In 2016, significant safety or security events have posed challenges to the airline industry. In March, Flydubai Flight 981 en route from Dubai, UAE to Rostov-on-Don, Russia crashed during its second landing attempt. All 7 crew members and 55 passengers were killed. And in May, Egypt Air Flight MS804 mysteriously disappeared, with 56 passengers and 10 crew members on board, while en route from Paris, France to Cairo, Egypt.1 While terrible human tragedies, these events were, statistically speaking, highly unusual. Indeed, the vanishing of the Egypt Air flight is not what is thought of as a “typical” airline accident.
More and more passengers are flying every year. Almost 3.3 billion globally in 2014, according to the International Civil Aviation Organization (ICAO).2 That number marked a 5.5% increase over 2013.3 Competition for passengers is fierce. Airline margins, even in good years, remain tight, at around 2% to 3%. Despite this year’s major tragedies, the industry’s impressive safety record over the years has helped keep premiums at attractive levels. Given the industry’s tight margins, pricing for aviation insurance will continue to be an important consideration for industry buyers. But it is not the only factor in purchasing decisions. Risk management among airline companies is highly sophisticated, and this sophistication is reflected in their demands for coverage. As Rob Sage, AIG’s U.K. Head of Underwriting Aerospace, points out, “In addition to price, buyers were until recently also looking to broaden their coverage. However, after the spate of recent losses, price has once again become key with some buyers, even though rates are significantly lower than they were pre-9/11. The more sophisticated buyers will always be looking for the broadest cover available even if there is a cost for that.”
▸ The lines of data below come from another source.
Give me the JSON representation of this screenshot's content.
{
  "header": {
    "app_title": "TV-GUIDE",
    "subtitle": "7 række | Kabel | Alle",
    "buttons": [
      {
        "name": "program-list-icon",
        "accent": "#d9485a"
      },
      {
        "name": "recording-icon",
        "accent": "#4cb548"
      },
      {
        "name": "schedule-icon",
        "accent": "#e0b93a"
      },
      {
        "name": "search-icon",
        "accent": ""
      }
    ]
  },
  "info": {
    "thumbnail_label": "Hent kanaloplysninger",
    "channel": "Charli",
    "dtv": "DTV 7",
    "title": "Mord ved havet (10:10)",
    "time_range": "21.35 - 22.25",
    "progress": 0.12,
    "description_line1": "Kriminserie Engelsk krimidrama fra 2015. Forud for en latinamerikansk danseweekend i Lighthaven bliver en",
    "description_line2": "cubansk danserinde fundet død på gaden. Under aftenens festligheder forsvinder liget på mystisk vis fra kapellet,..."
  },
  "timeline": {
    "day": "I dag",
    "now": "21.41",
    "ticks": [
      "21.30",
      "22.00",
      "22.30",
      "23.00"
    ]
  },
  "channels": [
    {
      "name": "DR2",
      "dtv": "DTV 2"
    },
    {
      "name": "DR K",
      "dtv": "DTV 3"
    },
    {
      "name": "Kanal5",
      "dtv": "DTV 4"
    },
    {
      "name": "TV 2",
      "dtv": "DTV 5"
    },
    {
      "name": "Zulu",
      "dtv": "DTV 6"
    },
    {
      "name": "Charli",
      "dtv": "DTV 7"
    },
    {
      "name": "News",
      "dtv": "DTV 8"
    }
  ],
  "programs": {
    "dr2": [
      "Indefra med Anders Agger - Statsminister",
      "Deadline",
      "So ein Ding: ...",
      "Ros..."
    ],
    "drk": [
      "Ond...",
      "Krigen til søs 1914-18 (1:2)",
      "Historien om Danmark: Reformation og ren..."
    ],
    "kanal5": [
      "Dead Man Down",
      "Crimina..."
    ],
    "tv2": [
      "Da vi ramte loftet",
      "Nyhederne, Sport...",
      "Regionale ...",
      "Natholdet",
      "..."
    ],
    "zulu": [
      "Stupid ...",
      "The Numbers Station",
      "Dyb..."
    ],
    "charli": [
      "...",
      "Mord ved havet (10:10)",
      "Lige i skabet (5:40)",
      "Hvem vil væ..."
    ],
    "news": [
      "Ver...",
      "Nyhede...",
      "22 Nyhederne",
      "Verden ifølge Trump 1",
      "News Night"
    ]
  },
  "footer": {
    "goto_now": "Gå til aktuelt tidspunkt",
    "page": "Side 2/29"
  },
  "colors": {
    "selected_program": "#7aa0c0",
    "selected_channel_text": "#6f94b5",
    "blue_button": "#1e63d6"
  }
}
Coverage for Cyberthreats
One growing area of interest for many industry buyers has been protection against cyber-attacks. Cyberthreats have become ubiquitous across most, if not all, industry verticals, and aviation is no exception. It is not difficult to imagine the kinds of damage, and not just financial, that could be caused by a major security breach at an airline or airport. As the rate and sophistication of cybercrimes and the threat of cyberterrorism grow, the risk profiles of airlines and airports are changing, and industry buyers are adjusting their risk management strategies to accommodate those changes. A number of companies in the insurance industry, including AIG, have responded by providing a number of offerings to help meet these evolving needs.4
In addition to cyberthreats, risk managers in the aviation industry are seeking to broaden their coverage in other areas as well. These range from potential liabilities relating to pollution from de-icing and fuel storage to situations involving, for example, the loss of GPS satellite communications data, which airlines rely on for navigation and terrain mapping.
Importance of Claims Handling in Aviation
As the aviation industry grows in both size and complexity, the importance of claims handling has grown. As recent incidents illustrate, when things go wrong in the industry, they can go very wrong – along multiple dimensions. Risk managers in the industry look for insurance partners that can help them navigate the sometimes labyrinth-like claims process as quickly and as painlessly as possible, so that necessary liquidity is available when and where it’s needed. Some providers outsource the claims handling function, while others, such as AIG, handle it with experienced internal claims teams. Buyers should lean toward whichever provider they believe will partner with them best in a crisis.
The aviation industry will continue to evolve in order to meet the ever-increasing demands of the flying public. In the process, industry risk managers will need to continue to regularly assess their organizations’ risk profiles to help ensure they have the breadth of coverage they need.